► MUST-READ at Think Progress — The key to closing the income gap is an idea almost no one is talking about — A new report calls for restructuring corporate culture, saying it is essential to preserving democratic political systems, the report argues… First, policymakers should promote “inclusive capitalism.” Companies should be encouraged to experiment with various systems that “compensate a broad base of workers — not just top executives — on the basis of group performance rather than individual performance.” Second, policymakers should combat the corporate tendency to think in the short-term rather than basing decisions on long-term outcomes: “As executives have become increasingly incentivized to focus on short-term share prices, the firms they manage have turned away from investments in innovation and long-term capital formation, as well as wage growth and workforce investments.”
► At AFL-CIO Now — Delta flight attendants file flight plan for IAM representation — Nearly 12,000 Delta Air Lines flight attendants have signed authorization cards seeking union representation by the Machinists. More than two dozen Delta flight attendants hand-delivered those cards to the National Mediation Board’s headquarters on Tuesday.
► At Addicting Info — United replaces unionized baggage handlers with minimum wage contractors, things fall apart — Free-market hardliners may not like to hear it, but the old adage is true: “You get what you pay for,” and paying people next-to-nothing to do an extremely labor-intensive job won’t get you many willing applicants. Nowhere is that more obvious than in Denver right now, where travel-wary passengers getting off their flights are discovering that their checked bags won’t be coming out in a timely fashion, if at all.
► Having skipped ahead two grades in school, John Roger Stephens, the son of a seamstress and factory worker, was already attending the University of Pennsylvania and studying African-American literature at the age of 16. (He had been offered admission to Harvard and Georgetown, but turned them down.) After college, Stephens landed a job with Boston Consulting Group in NYC, one of the most prestigious management consulting firms in the world, analyzing Fortune 500 companies and trying to help them run their businesses better. But as a talented piano player and singer who had gotten a taste of the Philadelphia music scene while in college there, he soon quit that job to pursue music as a career.

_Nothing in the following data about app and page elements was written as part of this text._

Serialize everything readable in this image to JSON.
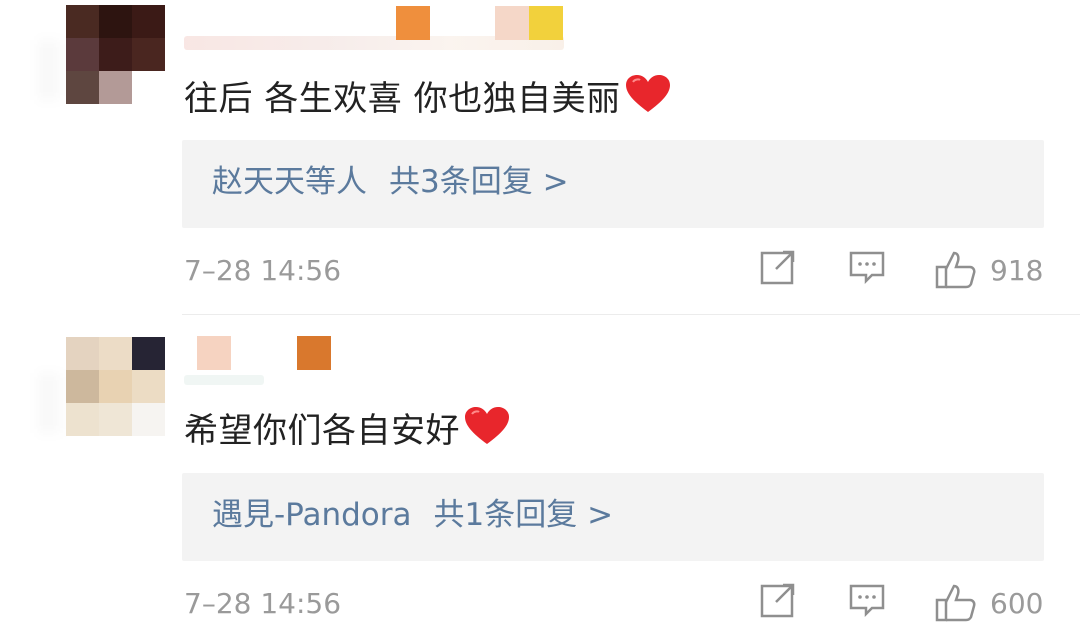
{
  "comments": [
    {
      "text": "往后 各生欢喜 你也独自美丽",
      "replies_names": "赵天天等人",
      "replies_count": "共3条回复 >",
      "time": "7–28 14:56",
      "likes": "918"
    },
    {
      "text": "希望你们各自安好",
      "replies_names": "遇見-Pandora",
      "replies_count": "共1条回复 >",
      "time": "7–28 14:56",
      "likes": "600"
    }
  ],
  "colors": {
    "link": "#5b7a9d",
    "meta": "#9a9a9a",
    "reply_bg": "#f3f3f3",
    "heart": "#e8262c"
  },
  "icons": [
    "share-icon",
    "comment-icon",
    "thumbs-up-icon",
    "heart-emoji"
  ]
}
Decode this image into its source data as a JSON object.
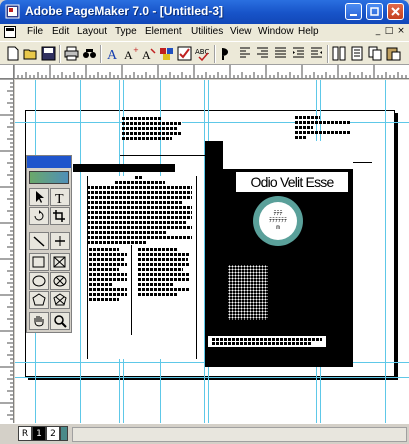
{
  "window": {
    "title": "Adobe PageMaker 7.0 - [Untitled-3]"
  },
  "menubar": {
    "items": [
      "File",
      "Edit",
      "Layout",
      "Type",
      "Element",
      "Utilities",
      "View",
      "Window",
      "Help"
    ],
    "mdi_controls": [
      "_",
      "□",
      "×"
    ]
  },
  "toolbar": {
    "icons": [
      "new-document-icon",
      "open-folder-icon",
      "save-icon",
      "print-icon",
      "find-icon",
      "spelling-icon",
      "font-icon",
      "superscript-icon",
      "kerning-icon",
      "color-icon",
      "check-icon",
      "align-left-icon",
      "align-center-icon",
      "align-right-icon",
      "justify-icon",
      "indent-icon",
      "outdent-icon",
      "columns-icon",
      "page-icon",
      "copy-icon",
      "paste-icon"
    ]
  },
  "document": {
    "headline": "Odio Velit Esse",
    "circle_text": [
      "ﾃﾃﾃ",
      "ﾃﾃﾃﾃﾃﾃ",
      "m"
    ],
    "colors": {
      "accent": "#5aa09a",
      "guide": "#5ec8e8",
      "black_panel": "#000000",
      "title_bar": "#1753c8"
    }
  },
  "palette": {
    "tools": [
      "pointer-tool",
      "text-tool",
      "rotate-tool",
      "crop-tool",
      "line-tool",
      "constrained-line-tool",
      "rectangle-tool",
      "rectangle-frame-tool",
      "ellipse-tool",
      "ellipse-frame-tool",
      "polygon-tool",
      "polygon-frame-tool",
      "hand-tool",
      "zoom-tool"
    ]
  },
  "statusbar": {
    "page_tabs": [
      "R",
      "1",
      "2"
    ]
  }
}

When overheard singing his brand of old-school soul in a studio, a friend dubbed him “John Legend,” a name that stuck. Now Legend is an international star, an activist in the fight against poverty, and this week, his and Common’s “Glory” from the film Selma received an Oscar nomination for Best Original Song. But the Entire Staff of The Stand likes this one. So enjoy, and have a happy MLK Day!
The Stand posts links to Washington state and national news of interest every weekday morning by 10 a.m.